Read the lines below, and copy any that contain the string "prefix".

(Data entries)
[Start of Attachment]

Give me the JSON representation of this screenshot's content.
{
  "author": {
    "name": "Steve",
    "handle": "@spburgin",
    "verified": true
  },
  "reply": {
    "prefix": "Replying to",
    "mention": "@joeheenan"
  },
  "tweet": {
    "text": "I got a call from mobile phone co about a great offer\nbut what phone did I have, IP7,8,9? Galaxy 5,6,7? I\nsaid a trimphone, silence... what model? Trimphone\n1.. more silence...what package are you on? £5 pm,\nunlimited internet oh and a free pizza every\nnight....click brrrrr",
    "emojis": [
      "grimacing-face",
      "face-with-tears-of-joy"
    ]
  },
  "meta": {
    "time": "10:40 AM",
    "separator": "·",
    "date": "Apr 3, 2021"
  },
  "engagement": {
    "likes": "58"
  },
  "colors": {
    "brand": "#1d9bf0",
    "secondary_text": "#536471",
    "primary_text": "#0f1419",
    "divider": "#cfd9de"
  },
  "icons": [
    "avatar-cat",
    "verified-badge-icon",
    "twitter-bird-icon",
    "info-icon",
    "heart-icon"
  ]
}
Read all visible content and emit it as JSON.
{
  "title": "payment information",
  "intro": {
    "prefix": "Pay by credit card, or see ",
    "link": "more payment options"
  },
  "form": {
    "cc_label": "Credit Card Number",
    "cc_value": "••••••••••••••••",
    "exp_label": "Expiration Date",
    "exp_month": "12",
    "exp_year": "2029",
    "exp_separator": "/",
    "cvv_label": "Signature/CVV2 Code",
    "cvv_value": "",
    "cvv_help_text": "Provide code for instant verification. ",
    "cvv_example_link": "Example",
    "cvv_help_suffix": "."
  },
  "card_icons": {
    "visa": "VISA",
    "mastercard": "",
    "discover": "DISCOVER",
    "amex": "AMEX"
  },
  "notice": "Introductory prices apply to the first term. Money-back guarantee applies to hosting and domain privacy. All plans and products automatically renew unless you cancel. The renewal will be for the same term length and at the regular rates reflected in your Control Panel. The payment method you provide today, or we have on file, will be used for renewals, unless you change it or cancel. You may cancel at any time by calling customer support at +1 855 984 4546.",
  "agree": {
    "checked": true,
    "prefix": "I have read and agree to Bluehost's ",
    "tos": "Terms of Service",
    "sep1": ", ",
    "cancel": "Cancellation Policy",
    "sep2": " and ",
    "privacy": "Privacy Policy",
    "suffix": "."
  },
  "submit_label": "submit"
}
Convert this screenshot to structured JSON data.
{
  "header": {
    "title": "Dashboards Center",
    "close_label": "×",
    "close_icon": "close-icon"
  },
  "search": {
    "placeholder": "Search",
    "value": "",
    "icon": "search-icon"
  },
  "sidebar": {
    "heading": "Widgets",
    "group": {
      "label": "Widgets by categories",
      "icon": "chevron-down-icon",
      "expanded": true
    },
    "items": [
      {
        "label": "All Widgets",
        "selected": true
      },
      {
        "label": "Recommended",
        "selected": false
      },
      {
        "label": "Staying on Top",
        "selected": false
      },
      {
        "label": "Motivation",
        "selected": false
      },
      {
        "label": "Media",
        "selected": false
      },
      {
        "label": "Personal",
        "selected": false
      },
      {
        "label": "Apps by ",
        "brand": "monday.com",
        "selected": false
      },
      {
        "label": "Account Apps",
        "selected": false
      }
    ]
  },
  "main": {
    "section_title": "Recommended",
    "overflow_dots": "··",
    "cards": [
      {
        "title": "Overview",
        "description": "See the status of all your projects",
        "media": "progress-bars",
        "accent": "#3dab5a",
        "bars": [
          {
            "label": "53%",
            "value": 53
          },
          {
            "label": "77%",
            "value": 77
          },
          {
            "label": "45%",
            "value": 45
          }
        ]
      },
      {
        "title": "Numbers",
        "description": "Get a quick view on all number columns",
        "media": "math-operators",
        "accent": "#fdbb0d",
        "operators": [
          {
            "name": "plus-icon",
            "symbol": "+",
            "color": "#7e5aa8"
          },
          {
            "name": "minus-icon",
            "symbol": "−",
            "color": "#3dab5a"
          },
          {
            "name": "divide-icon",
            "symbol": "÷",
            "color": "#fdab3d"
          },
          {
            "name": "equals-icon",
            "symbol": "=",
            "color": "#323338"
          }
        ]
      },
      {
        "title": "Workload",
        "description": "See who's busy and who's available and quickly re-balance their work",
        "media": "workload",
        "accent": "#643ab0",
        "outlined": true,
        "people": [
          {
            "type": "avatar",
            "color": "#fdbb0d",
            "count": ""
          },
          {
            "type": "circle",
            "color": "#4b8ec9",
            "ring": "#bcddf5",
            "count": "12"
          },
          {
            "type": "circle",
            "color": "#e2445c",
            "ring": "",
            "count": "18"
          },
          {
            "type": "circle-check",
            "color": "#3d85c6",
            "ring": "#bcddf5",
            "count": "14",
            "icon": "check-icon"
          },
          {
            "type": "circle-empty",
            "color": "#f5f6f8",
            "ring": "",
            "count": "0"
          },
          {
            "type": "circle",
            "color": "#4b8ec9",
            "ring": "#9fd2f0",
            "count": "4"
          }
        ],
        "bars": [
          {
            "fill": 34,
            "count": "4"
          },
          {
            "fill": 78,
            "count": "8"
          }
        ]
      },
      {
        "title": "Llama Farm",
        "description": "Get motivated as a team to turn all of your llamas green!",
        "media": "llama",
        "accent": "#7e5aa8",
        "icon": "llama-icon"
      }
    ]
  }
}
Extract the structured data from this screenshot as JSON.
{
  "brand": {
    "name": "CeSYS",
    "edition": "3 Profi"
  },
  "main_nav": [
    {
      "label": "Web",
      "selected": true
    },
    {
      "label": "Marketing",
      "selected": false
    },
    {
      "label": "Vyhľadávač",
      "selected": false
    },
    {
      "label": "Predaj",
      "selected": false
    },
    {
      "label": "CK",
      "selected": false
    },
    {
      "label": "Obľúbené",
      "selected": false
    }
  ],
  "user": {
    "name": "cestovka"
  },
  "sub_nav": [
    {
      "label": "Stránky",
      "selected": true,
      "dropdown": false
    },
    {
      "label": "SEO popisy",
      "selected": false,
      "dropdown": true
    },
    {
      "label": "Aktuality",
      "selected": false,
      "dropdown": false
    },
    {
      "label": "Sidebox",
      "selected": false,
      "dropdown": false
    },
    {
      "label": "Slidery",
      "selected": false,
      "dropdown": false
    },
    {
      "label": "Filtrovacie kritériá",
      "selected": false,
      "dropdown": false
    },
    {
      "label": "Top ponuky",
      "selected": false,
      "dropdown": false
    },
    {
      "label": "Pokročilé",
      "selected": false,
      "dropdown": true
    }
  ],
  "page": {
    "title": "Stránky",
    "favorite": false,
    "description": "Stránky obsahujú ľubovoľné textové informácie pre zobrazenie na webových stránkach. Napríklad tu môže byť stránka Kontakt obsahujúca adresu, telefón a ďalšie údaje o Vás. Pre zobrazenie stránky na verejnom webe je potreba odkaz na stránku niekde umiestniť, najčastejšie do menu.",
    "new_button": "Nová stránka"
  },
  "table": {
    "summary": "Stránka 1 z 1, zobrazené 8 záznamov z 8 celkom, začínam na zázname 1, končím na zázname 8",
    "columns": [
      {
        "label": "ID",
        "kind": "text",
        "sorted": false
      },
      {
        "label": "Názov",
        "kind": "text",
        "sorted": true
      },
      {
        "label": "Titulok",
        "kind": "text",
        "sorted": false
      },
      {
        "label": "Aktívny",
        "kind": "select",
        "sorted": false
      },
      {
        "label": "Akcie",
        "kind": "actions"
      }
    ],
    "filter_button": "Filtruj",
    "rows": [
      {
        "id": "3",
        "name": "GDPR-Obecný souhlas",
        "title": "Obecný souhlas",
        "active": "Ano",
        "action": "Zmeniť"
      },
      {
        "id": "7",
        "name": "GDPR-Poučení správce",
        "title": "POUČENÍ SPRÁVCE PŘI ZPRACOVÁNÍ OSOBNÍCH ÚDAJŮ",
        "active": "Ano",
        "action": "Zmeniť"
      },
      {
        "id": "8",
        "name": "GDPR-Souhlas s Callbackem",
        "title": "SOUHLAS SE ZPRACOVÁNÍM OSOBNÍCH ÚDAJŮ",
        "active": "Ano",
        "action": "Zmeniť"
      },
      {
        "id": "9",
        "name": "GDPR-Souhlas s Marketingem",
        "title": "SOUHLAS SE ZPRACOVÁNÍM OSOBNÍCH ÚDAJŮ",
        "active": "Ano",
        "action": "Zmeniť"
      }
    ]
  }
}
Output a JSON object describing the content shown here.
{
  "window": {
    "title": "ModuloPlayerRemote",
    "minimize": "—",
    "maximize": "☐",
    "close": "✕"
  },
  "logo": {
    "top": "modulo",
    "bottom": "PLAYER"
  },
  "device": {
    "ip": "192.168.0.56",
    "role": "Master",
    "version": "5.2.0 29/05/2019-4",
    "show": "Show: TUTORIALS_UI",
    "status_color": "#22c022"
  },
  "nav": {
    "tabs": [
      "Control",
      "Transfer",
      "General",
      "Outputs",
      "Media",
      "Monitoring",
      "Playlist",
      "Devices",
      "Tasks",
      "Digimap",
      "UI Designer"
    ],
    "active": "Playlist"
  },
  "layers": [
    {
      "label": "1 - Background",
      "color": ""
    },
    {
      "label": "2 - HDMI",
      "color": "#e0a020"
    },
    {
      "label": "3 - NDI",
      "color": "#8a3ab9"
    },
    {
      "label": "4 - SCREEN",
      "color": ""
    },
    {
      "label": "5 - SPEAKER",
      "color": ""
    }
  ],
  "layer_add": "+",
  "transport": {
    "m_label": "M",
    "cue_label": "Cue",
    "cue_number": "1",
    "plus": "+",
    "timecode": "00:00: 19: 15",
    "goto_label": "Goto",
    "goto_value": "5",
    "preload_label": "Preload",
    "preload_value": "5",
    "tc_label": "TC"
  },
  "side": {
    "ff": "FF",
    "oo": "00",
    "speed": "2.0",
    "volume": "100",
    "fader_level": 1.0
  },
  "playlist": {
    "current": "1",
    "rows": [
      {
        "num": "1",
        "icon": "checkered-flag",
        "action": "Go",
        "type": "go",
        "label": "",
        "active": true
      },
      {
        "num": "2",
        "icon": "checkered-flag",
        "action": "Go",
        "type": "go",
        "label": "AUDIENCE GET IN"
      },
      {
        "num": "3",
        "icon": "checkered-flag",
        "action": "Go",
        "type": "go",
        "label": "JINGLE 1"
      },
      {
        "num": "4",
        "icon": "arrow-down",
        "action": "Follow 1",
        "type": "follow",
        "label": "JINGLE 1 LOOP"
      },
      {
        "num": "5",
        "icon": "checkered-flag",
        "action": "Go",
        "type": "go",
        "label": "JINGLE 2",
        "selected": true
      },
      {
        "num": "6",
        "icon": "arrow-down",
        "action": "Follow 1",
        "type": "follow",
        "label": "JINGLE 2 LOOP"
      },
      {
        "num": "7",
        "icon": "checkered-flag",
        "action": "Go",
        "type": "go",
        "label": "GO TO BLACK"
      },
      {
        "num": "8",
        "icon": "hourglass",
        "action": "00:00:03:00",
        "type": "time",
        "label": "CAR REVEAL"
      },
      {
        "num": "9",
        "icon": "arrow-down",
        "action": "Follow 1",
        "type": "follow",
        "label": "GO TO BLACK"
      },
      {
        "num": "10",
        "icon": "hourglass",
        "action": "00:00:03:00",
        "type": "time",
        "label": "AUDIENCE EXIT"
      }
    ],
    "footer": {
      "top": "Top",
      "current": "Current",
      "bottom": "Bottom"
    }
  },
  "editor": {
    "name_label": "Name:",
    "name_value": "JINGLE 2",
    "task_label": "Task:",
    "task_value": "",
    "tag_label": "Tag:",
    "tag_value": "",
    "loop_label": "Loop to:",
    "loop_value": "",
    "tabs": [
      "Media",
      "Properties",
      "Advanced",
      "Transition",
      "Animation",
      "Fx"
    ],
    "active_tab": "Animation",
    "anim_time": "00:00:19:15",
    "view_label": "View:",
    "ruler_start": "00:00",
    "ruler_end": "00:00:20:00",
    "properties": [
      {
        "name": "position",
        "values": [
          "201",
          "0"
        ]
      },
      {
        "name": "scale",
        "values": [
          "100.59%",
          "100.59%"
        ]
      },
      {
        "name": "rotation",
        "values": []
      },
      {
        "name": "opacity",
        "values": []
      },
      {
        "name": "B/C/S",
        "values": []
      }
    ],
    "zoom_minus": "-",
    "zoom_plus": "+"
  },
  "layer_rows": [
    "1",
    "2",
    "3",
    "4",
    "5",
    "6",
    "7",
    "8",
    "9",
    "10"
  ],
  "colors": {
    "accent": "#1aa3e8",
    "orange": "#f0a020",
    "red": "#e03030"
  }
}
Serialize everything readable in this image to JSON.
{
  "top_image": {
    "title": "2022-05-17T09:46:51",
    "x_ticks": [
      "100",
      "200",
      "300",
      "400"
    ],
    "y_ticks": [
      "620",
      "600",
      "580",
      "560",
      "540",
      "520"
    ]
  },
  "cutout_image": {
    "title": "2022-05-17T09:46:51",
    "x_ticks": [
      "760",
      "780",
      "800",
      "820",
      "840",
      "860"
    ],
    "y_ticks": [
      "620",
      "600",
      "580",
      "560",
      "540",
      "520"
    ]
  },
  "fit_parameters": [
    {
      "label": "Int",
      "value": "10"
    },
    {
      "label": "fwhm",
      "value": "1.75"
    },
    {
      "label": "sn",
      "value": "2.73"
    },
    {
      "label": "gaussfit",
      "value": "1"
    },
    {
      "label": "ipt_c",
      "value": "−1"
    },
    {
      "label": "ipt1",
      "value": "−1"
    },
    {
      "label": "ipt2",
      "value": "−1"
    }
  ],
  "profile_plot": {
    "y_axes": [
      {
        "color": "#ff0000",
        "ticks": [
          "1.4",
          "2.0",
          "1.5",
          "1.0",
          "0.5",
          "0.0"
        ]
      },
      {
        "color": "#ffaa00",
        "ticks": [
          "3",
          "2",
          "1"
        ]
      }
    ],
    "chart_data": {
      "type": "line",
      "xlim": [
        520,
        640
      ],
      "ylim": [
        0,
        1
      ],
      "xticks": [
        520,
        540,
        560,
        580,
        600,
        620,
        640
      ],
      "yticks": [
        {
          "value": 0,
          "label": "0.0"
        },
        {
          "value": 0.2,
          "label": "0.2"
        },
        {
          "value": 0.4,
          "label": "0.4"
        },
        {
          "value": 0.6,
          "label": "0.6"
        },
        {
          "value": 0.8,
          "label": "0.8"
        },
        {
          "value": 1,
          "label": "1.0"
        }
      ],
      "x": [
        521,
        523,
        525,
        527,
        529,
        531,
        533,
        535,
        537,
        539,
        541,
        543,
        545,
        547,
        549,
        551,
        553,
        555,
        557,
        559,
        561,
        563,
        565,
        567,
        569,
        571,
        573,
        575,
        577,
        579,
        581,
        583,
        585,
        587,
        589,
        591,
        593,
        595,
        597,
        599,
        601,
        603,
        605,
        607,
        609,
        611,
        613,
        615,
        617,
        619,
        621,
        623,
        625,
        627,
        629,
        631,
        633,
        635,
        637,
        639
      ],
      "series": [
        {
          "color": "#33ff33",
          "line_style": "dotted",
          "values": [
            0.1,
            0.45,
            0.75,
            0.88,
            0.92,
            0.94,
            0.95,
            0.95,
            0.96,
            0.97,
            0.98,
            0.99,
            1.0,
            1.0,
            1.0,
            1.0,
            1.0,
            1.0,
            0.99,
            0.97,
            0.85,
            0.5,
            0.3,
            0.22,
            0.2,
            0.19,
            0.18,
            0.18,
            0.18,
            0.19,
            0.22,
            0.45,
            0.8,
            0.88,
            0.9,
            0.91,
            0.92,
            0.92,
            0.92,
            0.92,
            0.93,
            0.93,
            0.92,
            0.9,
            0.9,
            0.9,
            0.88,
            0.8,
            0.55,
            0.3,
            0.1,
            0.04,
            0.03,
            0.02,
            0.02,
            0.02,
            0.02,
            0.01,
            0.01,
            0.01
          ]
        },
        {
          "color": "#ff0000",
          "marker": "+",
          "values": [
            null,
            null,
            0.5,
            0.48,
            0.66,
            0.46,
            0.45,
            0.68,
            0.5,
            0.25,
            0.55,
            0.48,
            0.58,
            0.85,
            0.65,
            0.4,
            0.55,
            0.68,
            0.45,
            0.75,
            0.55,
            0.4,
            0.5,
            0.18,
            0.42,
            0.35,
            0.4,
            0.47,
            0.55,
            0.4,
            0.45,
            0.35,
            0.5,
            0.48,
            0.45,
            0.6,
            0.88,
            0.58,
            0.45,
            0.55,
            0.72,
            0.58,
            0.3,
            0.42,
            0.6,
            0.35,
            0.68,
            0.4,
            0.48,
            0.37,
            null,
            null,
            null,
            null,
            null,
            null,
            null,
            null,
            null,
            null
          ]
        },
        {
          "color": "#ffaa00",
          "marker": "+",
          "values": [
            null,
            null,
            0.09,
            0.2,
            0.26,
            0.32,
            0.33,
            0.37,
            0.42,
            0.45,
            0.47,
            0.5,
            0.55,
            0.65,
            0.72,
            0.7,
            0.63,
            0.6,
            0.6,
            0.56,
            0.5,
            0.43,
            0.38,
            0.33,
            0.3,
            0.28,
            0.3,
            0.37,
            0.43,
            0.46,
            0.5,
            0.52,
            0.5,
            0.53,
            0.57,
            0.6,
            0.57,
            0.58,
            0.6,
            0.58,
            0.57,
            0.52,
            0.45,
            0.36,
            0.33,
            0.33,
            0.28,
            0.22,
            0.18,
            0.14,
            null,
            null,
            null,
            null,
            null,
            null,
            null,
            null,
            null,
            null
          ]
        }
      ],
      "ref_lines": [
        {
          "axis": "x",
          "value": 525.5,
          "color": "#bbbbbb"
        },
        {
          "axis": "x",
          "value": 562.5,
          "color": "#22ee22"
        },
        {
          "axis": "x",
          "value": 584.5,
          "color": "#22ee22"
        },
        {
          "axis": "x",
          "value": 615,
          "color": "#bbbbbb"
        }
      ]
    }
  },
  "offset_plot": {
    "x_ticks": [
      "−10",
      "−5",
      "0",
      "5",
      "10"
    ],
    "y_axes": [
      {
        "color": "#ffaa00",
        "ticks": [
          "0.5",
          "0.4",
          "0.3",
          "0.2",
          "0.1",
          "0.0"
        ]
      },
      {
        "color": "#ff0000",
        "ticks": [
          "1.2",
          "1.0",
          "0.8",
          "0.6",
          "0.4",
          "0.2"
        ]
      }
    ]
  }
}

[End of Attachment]

WRITTEN RESPONSE
    "prefix": "Replying to",
    "prefix": "Pay by credit card, or see ",
    "prefix": "I have read and agree to Bluehost's ",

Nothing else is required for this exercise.